(Dataset rows describing interfaces)
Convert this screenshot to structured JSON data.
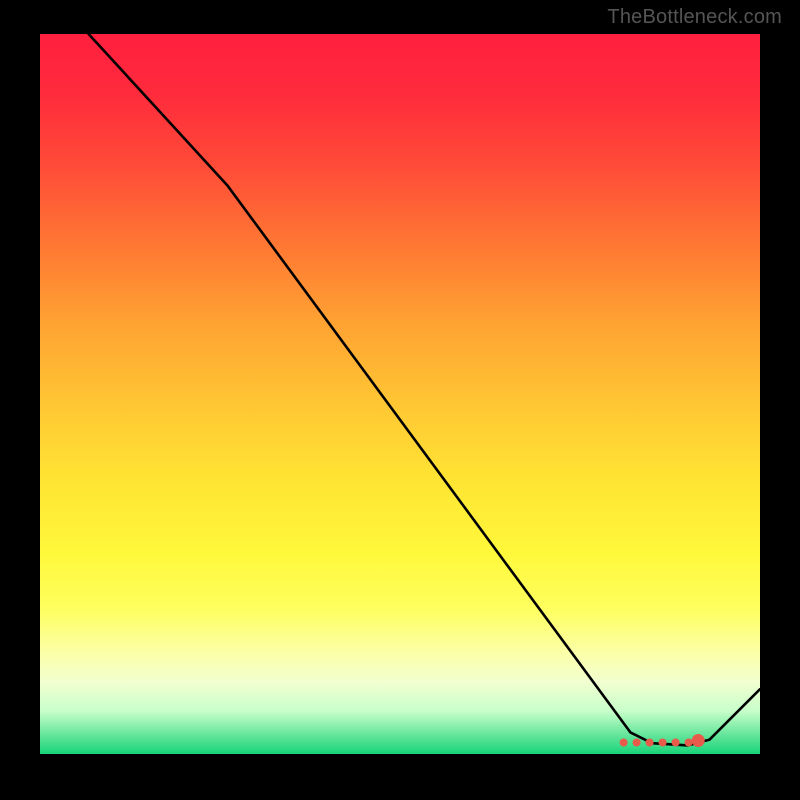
{
  "watermark": "TheBottleneck.com",
  "chart_data": {
    "type": "line",
    "title": "",
    "xlabel": "",
    "ylabel": "",
    "xlim": [
      0,
      100
    ],
    "ylim": [
      0,
      100
    ],
    "series": [
      {
        "name": "curve",
        "points": [
          {
            "x": 4,
            "y": 103
          },
          {
            "x": 26,
            "y": 79
          },
          {
            "x": 82,
            "y": 3
          },
          {
            "x": 85,
            "y": 1.5
          },
          {
            "x": 90,
            "y": 1.2
          },
          {
            "x": 93,
            "y": 2
          },
          {
            "x": 100,
            "y": 9
          }
        ]
      },
      {
        "name": "marker-band",
        "xrange": [
          80.5,
          91
        ],
        "y": 1.6
      }
    ],
    "gradient_stops": [
      {
        "pos": 0,
        "color": "#ff203f"
      },
      {
        "pos": 80,
        "color": "#feff60"
      },
      {
        "pos": 100,
        "color": "#18d47a"
      }
    ]
  }
}
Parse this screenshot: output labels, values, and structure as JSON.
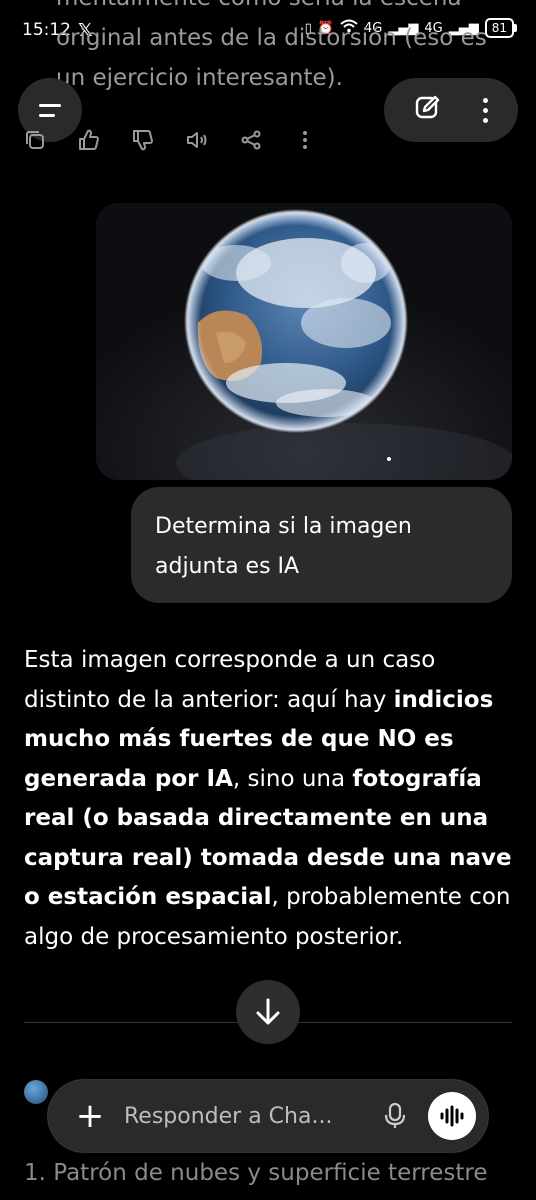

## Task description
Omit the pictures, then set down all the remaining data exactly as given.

## Task answer
Convert this screenshot to structured JSON data.
{
  "watermark": "TheBottleneck.com",
  "chart_data": {
    "type": "line",
    "title": "",
    "xlabel": "",
    "ylabel": "",
    "xlim": [
      0,
      100
    ],
    "ylim": [
      0,
      100
    ],
    "series": [
      {
        "name": "curve",
        "points": [
          {
            "x": 4,
            "y": 103
          },
          {
            "x": 26,
            "y": 79
          },
          {
            "x": 82,
            "y": 3
          },
          {
            "x": 85,
            "y": 1.5
          },
          {
            "x": 90,
            "y": 1.2
          },
          {
            "x": 93,
            "y": 2
          },
          {
            "x": 100,
            "y": 9
          }
        ]
      },
      {
        "name": "marker-band",
        "xrange": [
          80.5,
          91
        ],
        "y": 1.6
      }
    ],
    "gradient_stops": [
      {
        "pos": 0,
        "color": "#ff203f"
      },
      {
        "pos": 80,
        "color": "#feff60"
      },
      {
        "pos": 100,
        "color": "#18d47a"
      }
    ]
  }
}
Parse this screenshot: output labels, values, and structure as JSON.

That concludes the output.